Ocean data from Northeast Greenland has shown, for the first time, an increase in freshwater content in Greenland fjords which could affect global ocean currents that keep Europe warm, science news website Science Daily reported, on the basis of a study published online in journal Nature, Scientific Reports on October 13 this year.
Researchers at Aarhus University, Denmark presented 13-year time series data in the journal, showing how melting ice affects water off the coast of Northeast Greenland.
"Over the years, the dramatic meltdown of ice in the Arctic Ocean has received great attention and is easy to observe via satellite images. Also, glaciers have been observed to melt and retreat and the researchers know that today's meltdown of the Greenland ice sheet has more than doubled compared with the period 1983-2003. How the increased influx of fresh water will affect the marine environment is, however, largely unknown," Science Daily reported.
The 'Greenland Ecosystem Monitoring Programme' has been measuring the melt since 2003 in Northeast Greenland. This measurement tells a clear tale of fresh water from the ice sheet accumulating in the surface layers of the surrounding sea and flowing into Greenland fjords, the paper said.
At the point where measurements were made, Young Sound, and the sea around it, calculating from the decrease in salinity, scientists estimated that the ice melt had resulted in an increase "equivalent to freshwater content from approximately 1 m in 2003 to almost 4 m in 2015!"

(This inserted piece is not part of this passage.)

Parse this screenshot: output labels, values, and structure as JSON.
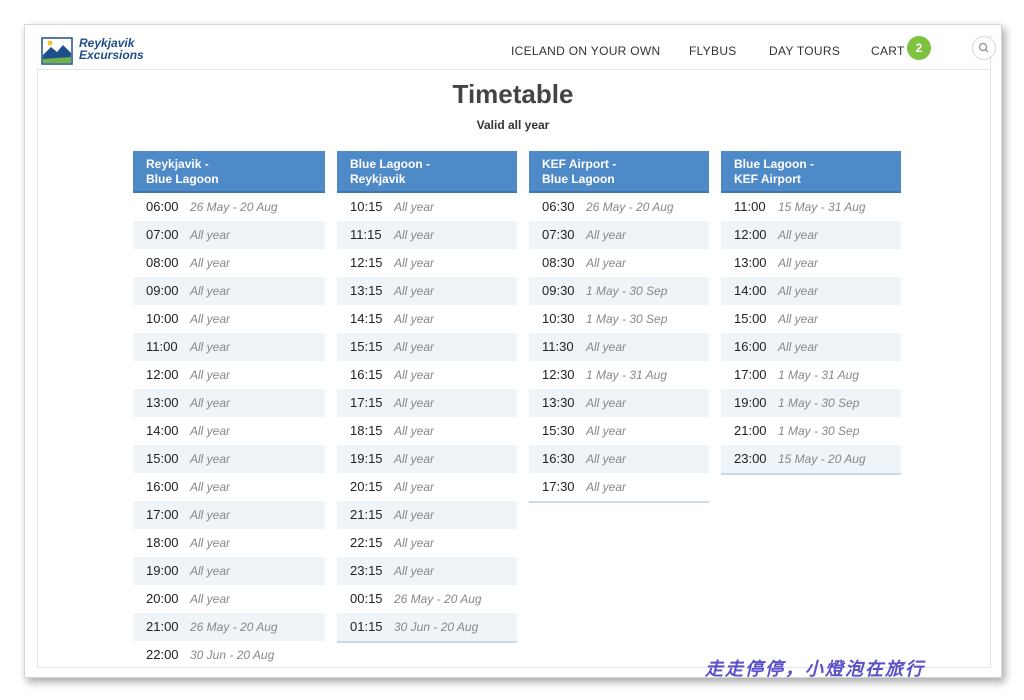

Science Daily explained: "More fresh water in the surface water layers makes it harder for the nutrient-rich bottom water to rise to the upper layers where the sunlight ensures the production of plankton algae in summer."
Plankton algae form the basis of all life in the sea. Lower algae production would mean lesser fish. "Today, fishing constitutes approximately 88% of Greenland's exports," Science Daily said.
The melting of the ice sheet in Northeast Greenland is significantly lower than in southern and western Greenland. So the effects may actually be far more dramatic in other parts of the Greenland coastal waters than in Young Sound, the researchers behind this study point out.
On a global scale, this increase in sea level may impact ocean circulation patterns through what is called the 'thermohaline circulation' - this is what sustains the Gulf Stream, for instance, the swift Atlantic ocean current that keeps Europe warm.